"The ability to recruit the necessary number of volunteers is vital to carrying out clinical research that leads to health and medical advances," said NIH Director Francis S. Collins, M.D., Ph.D. "This new, centralized resource will make it much easier for the public and health professionals to learn about clinical trials and how people can participate in them." Read more...  

Cure Crew Happenings

 

Check out this month's featured volunteer fundraiser, Barbara Sheets. She's running the Los Angeles Marathon March 18th in honor of her husband, Alden. So far Barbara has raised nearly $2,000 for scleroderma research. We applaud Barbara and her amazing enthusiasm and look forward to sharing her race results with you next month! Check her out and learn more about her "Amazing Race".

This month we also want to introduce Julie Hullum from, Grovetown, GA. This June along with friends and family Julie will host a memorial motorcycle ride to raise funds and awareness for scleroderma research. Click here to learn more.

 
Don't forget to join our new Cure Crew eNewsletter. It is specially designed for those wanting to learn more about awareness-building and fundraising.
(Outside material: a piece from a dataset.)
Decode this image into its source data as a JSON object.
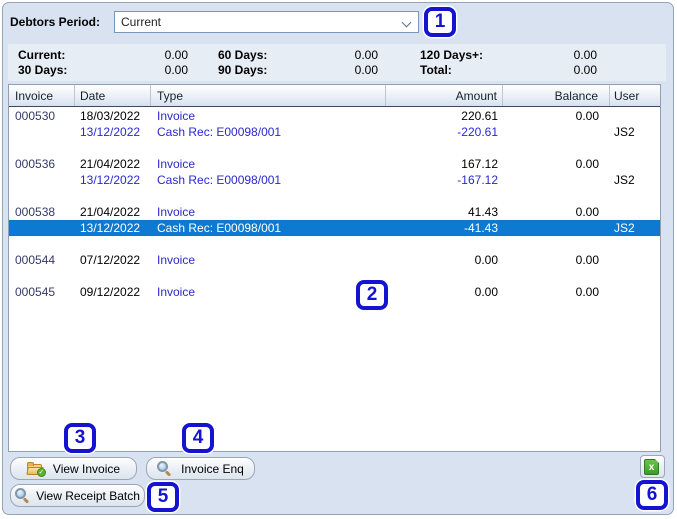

Read about Crew Members who are making a difference. Click here to sign-up!    
When an Autoimmune Disorder Forces You to Alter Your Life Plans   

When Patti Substelny of Cleveland, Ohio, turned 40, she found herself in a place that many people with autoimmune disorders are familiar with: Her life with a chronic illness looks nothing like what she planned when she was younger. Formerly a vice president of human resources for a bank, Substelny is now a dedicated volunteer and advocate for people with multiple sclerosis. She's using the lessons she has learned along the way to help others faced with changing their life course because of autoimmune disorders.

Adapting to a Chronic Illness -- For 10 years after Substelny learned she had MS, she climbed the corporate ladder while keeping her disorder in check. "In 2007, I had several exacerbations that were coming in shorter frequency and longer duration," she says. "I then determined with my doctor and my case manager that the stress of my job was leading to the difficulties I was having."  Read more...  

  

Click here to read more tips for living with scleroderma.  

Video - Dr. Francis Collins NIH Director Discusses Scientific Breakthroughs Changing Medicine


Dr. John Reed, Professor and CEO of Sanford-Burnham Medical Research Institute sits with Dr. Francis Collins, Director of the National Institutes of Health (NIH) in Bethesda, Maryland to discuss three scientific breakthroughs that are changing medicine. In this video Dr. Collins shares the advances made possible by the Human Genome Project and how stem cell therapy is impacting disease treatment.  

 

Visit the Patient News section of our site for more articles to keep you informed.    

SRF Supports Rare Disease Day    

 


 

Join us along with others in the rare disease community in supporting Rare Disease Day - tomorrow, February 29, 2012. For 24 hours on Rare Disease Day, you can send an email to President Obama, your representatives in Congress, your governor, and your state legislators through the NORD website, the Rare Disease Day US website, or the Rare Disease Day US Facebook page.  It's quick and easy.  Anyone can do it.  Just use the basic text provided that applies to the entire rare disease community.  Personalize it with your own hopes or concerns.  Enter your zip code, and click to submit.  You'll receive a "Handprints on the Hill" badge that you can share on Facebook or elsewhere to tell your friends you participated in this campaign.  Watch for this from midnight Feb. 28th to midnight Feb. 29th! Get involved!  

Make a Donation 1-800-441-CURE (2873)